The author of the Sports Illustrated piece, Pete Thamel, could not be reached for comment Wednesday. But he said in a tweet: "The big question here is whether Te'o was involved or not. Notre Dame is staking a loud claim that he got duped and had no involvement."
On the eve of Notre Dame's national championship football game with Alabama this month, CBS picked up the story and reported that Te'o had endured "unimaginable anguish" during the football season over the deaths of his grandmother and girlfriend. The network declined Wednesday to discuss its reporting, saying in a statement: "Like many other news outlets, we are now aware of the circumstances." The network said it would address the story later.

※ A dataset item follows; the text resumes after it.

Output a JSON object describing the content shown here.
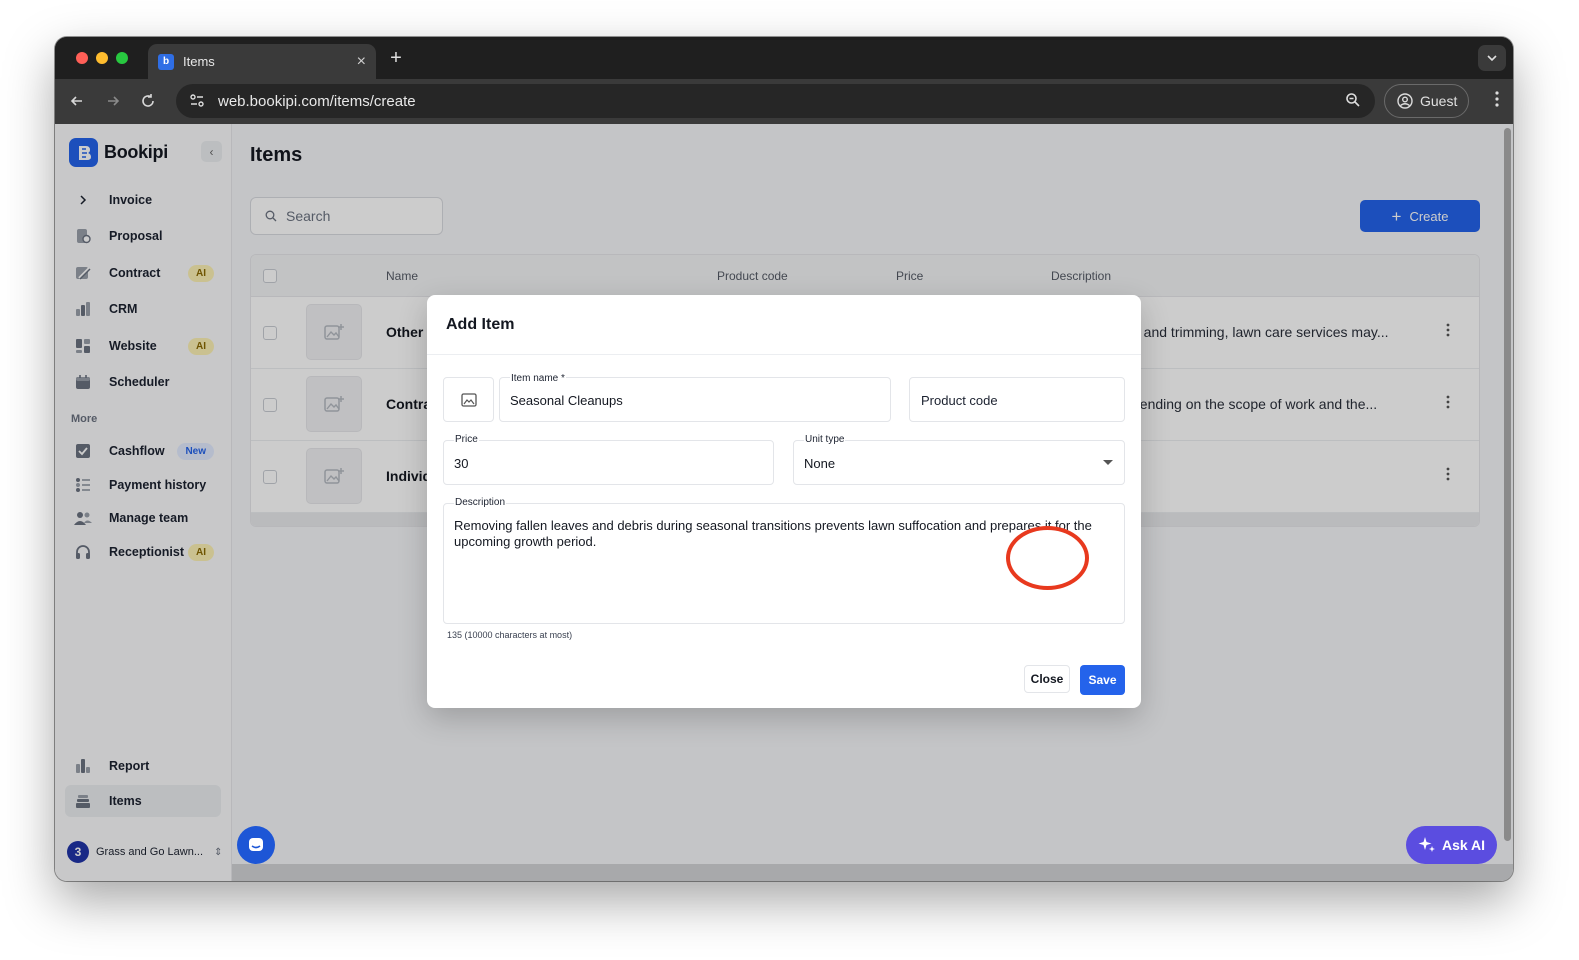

Unwittingly or not, Te'o fed the media narrative of tragedy and heartbreak, too. He repeatedly referred to Kekua's death in interviews before the championship game, saying at one point, "I appreciate all the love and support that everybody's given my family and my girlfriend's family."